# Task brief
Your answer needs to include each line of the records in which the string "this" can be found.

# Entries provided

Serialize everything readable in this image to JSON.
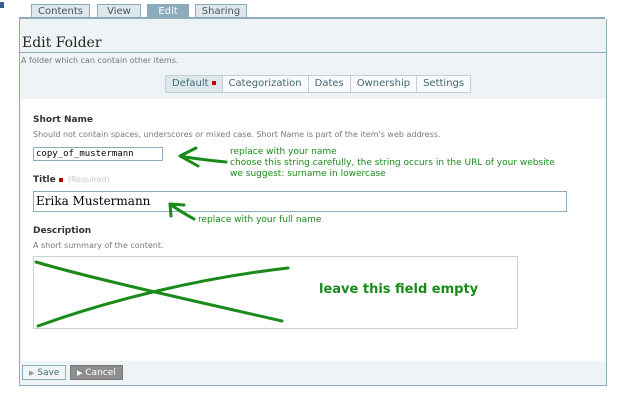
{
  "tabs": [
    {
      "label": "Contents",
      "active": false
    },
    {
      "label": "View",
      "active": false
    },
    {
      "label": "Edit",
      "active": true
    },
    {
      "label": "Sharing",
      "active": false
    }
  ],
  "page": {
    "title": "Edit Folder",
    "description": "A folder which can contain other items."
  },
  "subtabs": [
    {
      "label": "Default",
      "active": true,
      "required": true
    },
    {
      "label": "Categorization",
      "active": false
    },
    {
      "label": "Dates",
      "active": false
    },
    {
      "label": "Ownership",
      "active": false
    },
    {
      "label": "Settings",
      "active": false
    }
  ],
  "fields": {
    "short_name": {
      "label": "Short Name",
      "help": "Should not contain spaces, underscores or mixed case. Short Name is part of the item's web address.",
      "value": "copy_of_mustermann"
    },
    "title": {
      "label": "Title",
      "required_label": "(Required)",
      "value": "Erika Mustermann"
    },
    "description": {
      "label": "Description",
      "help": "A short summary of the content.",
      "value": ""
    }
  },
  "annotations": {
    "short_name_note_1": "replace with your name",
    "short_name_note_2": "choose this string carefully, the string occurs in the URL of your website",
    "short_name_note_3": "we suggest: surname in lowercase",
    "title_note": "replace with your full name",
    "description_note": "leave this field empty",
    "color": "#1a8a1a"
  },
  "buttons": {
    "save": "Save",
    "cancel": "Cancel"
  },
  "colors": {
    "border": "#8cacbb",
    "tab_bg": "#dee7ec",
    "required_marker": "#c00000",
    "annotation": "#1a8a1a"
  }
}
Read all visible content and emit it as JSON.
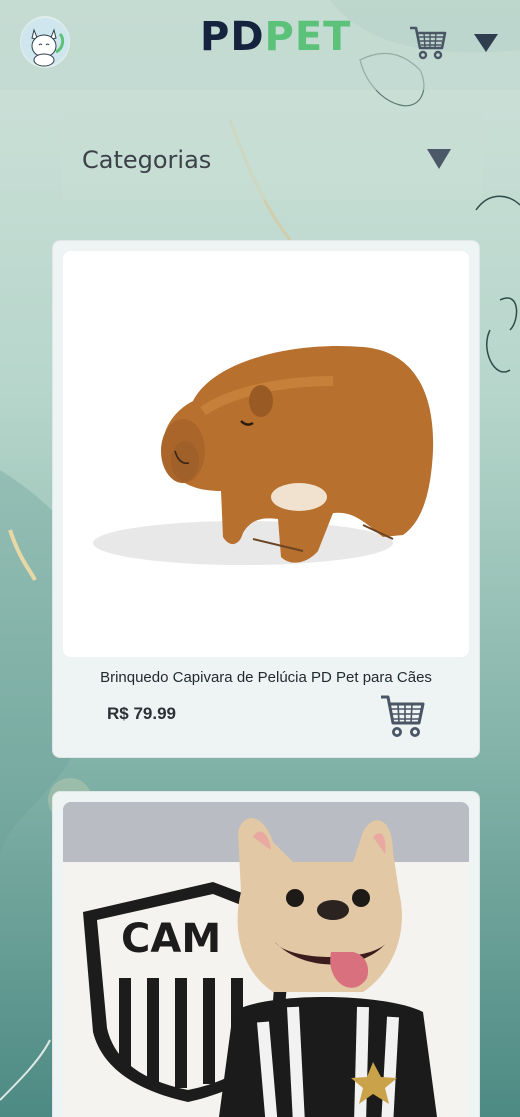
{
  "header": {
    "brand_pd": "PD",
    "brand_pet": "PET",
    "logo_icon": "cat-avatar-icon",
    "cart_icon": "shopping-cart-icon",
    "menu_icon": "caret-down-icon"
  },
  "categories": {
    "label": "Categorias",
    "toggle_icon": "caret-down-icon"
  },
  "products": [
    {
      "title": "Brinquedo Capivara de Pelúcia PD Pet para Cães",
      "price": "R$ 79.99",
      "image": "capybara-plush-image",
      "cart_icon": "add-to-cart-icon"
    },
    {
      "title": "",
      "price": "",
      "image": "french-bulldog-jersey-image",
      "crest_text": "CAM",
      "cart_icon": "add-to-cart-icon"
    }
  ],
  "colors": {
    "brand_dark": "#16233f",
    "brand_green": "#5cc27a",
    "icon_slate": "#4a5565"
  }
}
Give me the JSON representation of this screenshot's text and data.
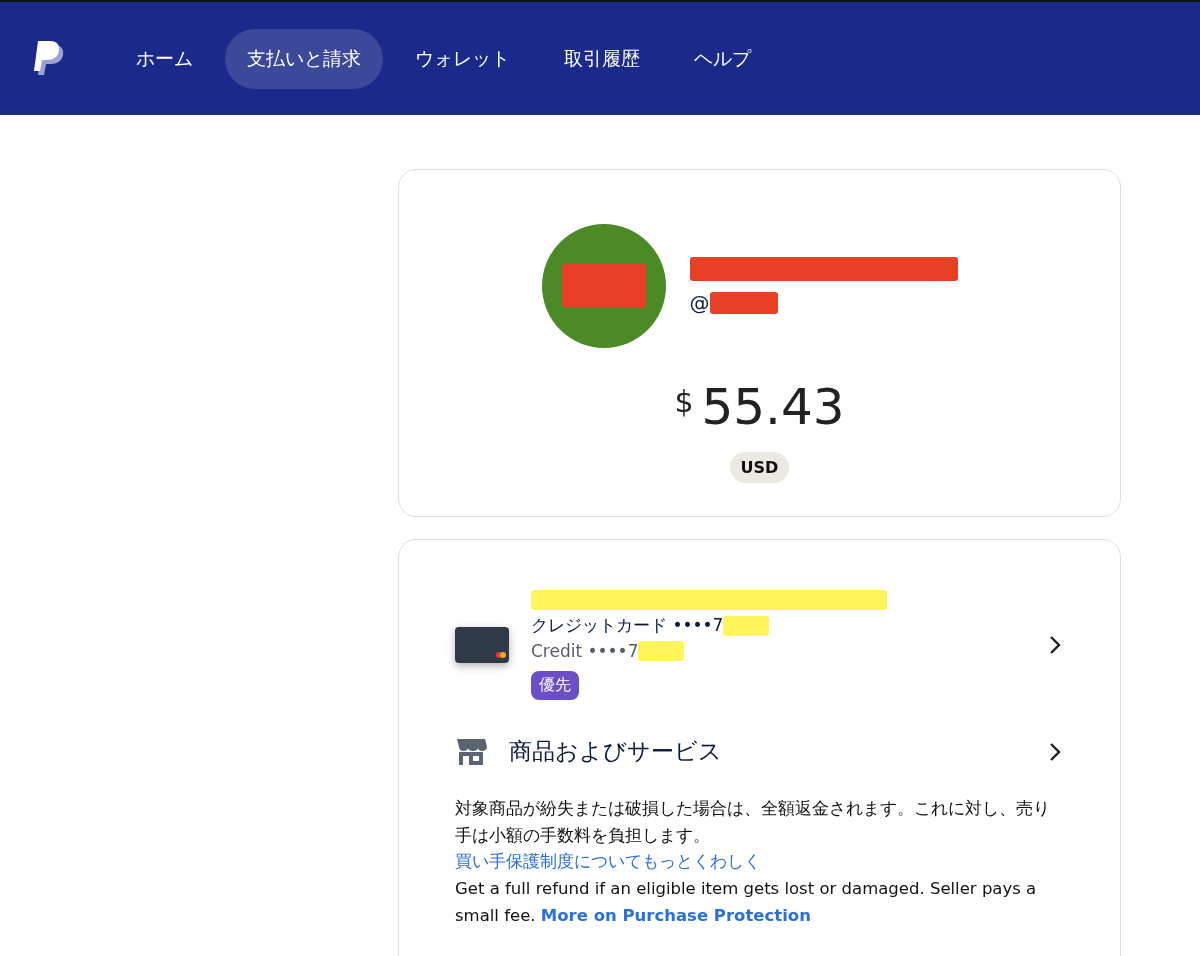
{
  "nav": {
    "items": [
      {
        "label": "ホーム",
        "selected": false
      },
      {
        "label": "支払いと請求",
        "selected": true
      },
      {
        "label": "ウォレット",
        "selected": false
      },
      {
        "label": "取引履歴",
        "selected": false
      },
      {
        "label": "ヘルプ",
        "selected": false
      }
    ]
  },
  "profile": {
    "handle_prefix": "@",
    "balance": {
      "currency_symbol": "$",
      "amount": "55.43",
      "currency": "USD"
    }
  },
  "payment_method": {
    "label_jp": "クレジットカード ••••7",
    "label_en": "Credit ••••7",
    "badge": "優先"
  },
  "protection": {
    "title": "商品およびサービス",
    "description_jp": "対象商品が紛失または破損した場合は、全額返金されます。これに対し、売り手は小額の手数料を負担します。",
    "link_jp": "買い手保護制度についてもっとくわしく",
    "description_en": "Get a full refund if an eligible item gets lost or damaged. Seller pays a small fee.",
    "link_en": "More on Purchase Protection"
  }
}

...

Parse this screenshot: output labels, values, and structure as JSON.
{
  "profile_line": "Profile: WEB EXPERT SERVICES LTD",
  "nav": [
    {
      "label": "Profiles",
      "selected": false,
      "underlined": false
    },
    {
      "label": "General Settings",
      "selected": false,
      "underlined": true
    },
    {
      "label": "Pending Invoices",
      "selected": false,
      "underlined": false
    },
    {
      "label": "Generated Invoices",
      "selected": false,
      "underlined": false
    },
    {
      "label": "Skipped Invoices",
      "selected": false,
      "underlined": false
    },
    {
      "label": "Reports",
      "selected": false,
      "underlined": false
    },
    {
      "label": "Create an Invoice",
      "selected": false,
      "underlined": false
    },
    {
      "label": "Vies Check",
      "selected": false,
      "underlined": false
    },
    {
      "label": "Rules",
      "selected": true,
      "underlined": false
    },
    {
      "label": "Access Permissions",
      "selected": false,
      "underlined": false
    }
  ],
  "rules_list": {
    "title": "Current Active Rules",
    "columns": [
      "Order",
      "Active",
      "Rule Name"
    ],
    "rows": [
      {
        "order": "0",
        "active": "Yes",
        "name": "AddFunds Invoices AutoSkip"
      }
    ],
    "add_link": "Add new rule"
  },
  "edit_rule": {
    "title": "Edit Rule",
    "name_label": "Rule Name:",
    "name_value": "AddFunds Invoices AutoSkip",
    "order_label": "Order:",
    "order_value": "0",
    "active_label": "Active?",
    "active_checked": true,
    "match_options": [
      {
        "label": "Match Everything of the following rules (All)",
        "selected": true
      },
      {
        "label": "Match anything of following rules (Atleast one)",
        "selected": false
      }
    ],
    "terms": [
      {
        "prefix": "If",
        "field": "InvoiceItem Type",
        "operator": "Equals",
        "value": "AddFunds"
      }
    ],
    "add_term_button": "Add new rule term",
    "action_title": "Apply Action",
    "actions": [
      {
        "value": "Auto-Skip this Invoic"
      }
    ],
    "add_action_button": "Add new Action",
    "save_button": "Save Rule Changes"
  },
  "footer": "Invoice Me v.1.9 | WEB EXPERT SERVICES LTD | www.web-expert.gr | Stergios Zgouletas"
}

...

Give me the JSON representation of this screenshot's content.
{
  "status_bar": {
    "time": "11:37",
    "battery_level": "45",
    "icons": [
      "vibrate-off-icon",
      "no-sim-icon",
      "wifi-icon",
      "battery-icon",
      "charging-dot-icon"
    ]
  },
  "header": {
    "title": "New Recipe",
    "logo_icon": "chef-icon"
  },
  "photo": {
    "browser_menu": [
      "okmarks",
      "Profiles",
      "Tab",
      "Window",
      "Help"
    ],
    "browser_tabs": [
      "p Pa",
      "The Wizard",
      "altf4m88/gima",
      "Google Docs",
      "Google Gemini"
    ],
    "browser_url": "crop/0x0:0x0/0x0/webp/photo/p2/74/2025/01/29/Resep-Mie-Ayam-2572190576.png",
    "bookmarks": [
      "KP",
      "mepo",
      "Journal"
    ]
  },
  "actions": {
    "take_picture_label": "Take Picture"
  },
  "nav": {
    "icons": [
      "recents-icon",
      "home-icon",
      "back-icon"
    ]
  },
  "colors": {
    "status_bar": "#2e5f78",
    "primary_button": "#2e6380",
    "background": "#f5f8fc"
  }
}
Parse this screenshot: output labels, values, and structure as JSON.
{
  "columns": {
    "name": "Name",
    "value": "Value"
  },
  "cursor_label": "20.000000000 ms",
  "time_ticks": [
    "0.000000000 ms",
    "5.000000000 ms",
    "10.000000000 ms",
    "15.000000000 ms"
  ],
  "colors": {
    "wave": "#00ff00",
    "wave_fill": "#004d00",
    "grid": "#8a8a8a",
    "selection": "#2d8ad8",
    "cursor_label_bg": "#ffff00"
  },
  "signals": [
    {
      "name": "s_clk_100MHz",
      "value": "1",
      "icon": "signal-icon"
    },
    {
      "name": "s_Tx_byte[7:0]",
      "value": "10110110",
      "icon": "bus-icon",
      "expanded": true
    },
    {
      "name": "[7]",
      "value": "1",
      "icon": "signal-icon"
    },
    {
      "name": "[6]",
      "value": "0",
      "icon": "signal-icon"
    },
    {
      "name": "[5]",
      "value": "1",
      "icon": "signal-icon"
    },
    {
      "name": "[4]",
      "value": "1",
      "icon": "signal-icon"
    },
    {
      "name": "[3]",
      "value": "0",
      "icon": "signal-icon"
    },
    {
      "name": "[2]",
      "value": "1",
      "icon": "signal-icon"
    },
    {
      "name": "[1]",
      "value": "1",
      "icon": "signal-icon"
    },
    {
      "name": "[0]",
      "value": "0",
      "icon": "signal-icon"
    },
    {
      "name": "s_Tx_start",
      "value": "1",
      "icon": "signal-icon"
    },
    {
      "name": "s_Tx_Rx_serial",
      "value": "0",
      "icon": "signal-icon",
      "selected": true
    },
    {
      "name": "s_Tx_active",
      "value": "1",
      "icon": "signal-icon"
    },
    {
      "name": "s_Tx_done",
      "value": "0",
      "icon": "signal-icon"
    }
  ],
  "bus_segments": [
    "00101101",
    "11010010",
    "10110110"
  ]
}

# Answer
Serialize everything readable in this image to JSON.
    "short_name_note_2": "choose this string carefully, the string occurs in the URL of your website",
    "description_note": "leave this field empty",
Give me the JSON representation of this screenshot's text and data.
Parse this screenshot: output labels, values, and structure as JSON.
        "value": "Auto-Skip this Invoic"
Give me the JSON representation of this screenshot's content.
Parse this screenshot: output labels, values, and structure as JSON.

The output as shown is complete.